With the rise in RV travel, you may run find it hard to get a reservation at the Park you are hoping to visit. However, do not let this deter you from making those plans. We have found that many of the national parks have RV campgrounds in close proximity, and many even offer discounts and travel accommodations. Of course, staying in the park is oftentimes a highlight of the trip. However, you can still enjoy the parks, and all they offer if you stay outside of the park.
6. Be Prepared to Dry Camp
One of the benefits of RV camping in National Parks is experiencing nature without the noise and distractions of the modern world.
Therefore, like any other time you are making campground reservations it is important to review the campgrounds amenities. We have found that many of the campgrounds in the National Parks do not offer full hookups. We have been at some that have electric only, water only, or no hookups at all.
In exchange for giving up these comforts, you get to enjoy the full natural beauty of the parks. In addition, everyone needs to disconnect from time to time, and national parks are the place to do it.
7. Prepare For Limited WiFi and Cell Service
This lesson we first learned at Yellowstone National Park and then again experienced at Big Bend N.P. Often times the National Parks are remote and have natural features that will block these signals. However, it should not deter you from going.
As a matter of fact, we found this to be a blessing in disguise while visiting Yellowstone. It did not take the kids too long to overcome the fact they were disconnected from the technological world they were used to. For the first time, they spent their entire camping adventure riding bikes, running around with other kids, making new friends, and enjoying all that the park had to offer.
8. Have An Activity Plan For The Park
The most important part of RV camping in national parks is planning what you want to see and do in the park. The national parks are tremendous and often cover a wide area of land. For example, Yellowstone is 63 miles from north to south. We learned that It is nearly impossible to see and do everything in one trip. Therefore, you need a plan ahead of time. The National Park Service website is a great resource for this.
We recommended making a list of activities, trails, sights, and experiences that are important to you, and your family. One great way to learn about the park, and find things to do, is the Junior Ranger Program.
However, don’t plan too much to do in one day. Time for relaxing at the campsite and enjoying the view is half of the fun!
9. Start at The Visitor Center
We always start at the park’s visitor center. We learned this lesson when we first arrived at Grand Canyon N.P. This park is so big we had no idea where to start. Thankfully, the Park Rangers helped us build an itinerary.
In addition, the exhibits and park movies are some of the best ways to develop an understanding of what makes the park special.
Once you’ve learned about the park, you can ask a Park Ranger to point out on a map the things to see and do in the park that align with your family.

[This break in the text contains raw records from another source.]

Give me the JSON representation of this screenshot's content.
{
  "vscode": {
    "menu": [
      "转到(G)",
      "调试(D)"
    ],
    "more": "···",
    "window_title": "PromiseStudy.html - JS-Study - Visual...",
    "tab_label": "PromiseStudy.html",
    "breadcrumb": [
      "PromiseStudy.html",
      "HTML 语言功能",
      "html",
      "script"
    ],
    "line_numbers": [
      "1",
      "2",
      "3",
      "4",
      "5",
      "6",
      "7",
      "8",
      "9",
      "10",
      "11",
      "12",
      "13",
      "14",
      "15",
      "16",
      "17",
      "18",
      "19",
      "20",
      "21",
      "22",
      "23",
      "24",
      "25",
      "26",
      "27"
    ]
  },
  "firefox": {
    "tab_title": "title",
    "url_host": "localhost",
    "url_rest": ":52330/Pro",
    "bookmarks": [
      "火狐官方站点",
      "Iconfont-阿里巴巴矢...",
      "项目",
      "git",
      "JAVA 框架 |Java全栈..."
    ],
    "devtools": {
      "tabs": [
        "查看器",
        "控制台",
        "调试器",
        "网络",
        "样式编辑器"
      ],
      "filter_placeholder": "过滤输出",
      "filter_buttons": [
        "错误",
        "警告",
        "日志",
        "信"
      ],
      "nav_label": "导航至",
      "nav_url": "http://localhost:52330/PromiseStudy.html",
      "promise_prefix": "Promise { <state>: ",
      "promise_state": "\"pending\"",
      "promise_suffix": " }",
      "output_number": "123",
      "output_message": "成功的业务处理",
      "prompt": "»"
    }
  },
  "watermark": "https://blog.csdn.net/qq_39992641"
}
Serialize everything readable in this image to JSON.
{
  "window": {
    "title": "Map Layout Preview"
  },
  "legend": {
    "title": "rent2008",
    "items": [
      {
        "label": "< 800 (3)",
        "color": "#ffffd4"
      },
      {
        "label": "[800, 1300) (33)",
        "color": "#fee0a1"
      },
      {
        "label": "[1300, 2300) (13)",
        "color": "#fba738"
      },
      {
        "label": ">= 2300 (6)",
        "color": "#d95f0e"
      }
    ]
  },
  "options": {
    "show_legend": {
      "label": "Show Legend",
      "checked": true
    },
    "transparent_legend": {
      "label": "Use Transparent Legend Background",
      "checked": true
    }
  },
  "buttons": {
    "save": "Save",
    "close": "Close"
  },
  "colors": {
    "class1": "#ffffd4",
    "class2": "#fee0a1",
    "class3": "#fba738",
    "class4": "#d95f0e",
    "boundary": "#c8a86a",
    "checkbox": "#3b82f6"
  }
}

Regardless of what it is you want to do the Park Ranger will be there to help.
10. Slow Down and Have Fun
This seems like a given. However, we have learned that many of the parks can become overwhelming due to their size, and activities. You may not know if you will have the opportunity to return, and will want to ee and do as much as possible. At some of the bigger parks, this could easily take some of the fun away.
The purpose of RV camping in National Parks is to slow down, relax, and enjoy your time with your family. Be sure to add some time to sit by the campfire, relax, and enjoy your time at the park.
RV camping in National Parks is a great way to spend time with your family, learn new things, see great things, and relax.
Of course, it takes some planning ahead of time to ensure that it is enjoyable. Millions of people visit the National Parks every year. So to ensure you are one of them and enjoy your time there, be sure to be prepared ahead of time. These 10 tips will help ensure you have an enjoyable, and memorable, trip.
We love to hear from our followers. Please leave a comment below.
Have you traveled to the National Parks in an RV? Or, have you camped in the Parks in a tent? Do you have any additional tips for camping in the National Parks?